Cut back on fueling about 20-30 minutes before the end of the bike to give your stomach time to digest and settle before the jostling of the run starts. Ensuring that the calories you consume digest well while racing hard can make the difference between a great run split and a shuffle run to the finish.


Bike pacing & cadence

I’ve heard many guys post-race touting their bike time yet failing to mention they blew up or walked across the line during the run. You need to race the bike to perform well, but you need to race smart and even and aim for a split where there are not excessive spikes or drops in watts during the course of the race.

It’s the same for cadence. Avoid spikes or drops in the average cadence to help set up a good run. In general even pace and power should lead to an even split between the first and second half of the bike which should set everything up for a great finish.

One quick exception? Toward the end of the bike, when you’re paring back your eating and drinking, increase your cadence by 5-10 rpm to prime your legs for the run.

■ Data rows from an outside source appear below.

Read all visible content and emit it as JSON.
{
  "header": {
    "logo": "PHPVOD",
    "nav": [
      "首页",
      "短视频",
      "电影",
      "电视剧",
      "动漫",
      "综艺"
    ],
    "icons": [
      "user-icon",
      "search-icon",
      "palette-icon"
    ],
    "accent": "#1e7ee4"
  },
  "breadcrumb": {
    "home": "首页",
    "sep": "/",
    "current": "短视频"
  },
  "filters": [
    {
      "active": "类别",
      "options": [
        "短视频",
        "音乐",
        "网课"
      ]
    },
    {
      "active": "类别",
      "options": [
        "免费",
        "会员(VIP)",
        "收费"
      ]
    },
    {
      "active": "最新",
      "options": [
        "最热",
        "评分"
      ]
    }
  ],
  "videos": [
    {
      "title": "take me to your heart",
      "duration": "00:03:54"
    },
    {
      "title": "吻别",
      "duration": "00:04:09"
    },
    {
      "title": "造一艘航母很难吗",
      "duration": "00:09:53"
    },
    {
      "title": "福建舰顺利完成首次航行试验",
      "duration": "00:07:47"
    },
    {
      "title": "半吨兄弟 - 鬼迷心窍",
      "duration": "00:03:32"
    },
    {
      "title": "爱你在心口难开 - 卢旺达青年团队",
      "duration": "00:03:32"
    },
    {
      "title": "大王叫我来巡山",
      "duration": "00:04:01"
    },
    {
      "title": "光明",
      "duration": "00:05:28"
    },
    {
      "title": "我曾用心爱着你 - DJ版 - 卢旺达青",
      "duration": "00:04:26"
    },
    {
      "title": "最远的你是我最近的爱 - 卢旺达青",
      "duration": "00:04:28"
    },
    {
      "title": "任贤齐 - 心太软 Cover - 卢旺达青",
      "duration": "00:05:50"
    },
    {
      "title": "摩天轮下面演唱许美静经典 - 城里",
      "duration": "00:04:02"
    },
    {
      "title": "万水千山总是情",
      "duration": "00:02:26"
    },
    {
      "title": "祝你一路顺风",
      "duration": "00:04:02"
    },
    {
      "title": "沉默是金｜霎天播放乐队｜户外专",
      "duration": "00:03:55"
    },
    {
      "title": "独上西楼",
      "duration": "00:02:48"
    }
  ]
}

Bottom line, you don’t need to dread T2. Everyone gets off the bike and faces the run on tired, heavy, wobbly legs, but if you’ve practiced and trained for that moment, you’ll be ready to shake off that feeling and power through the finish with a great run.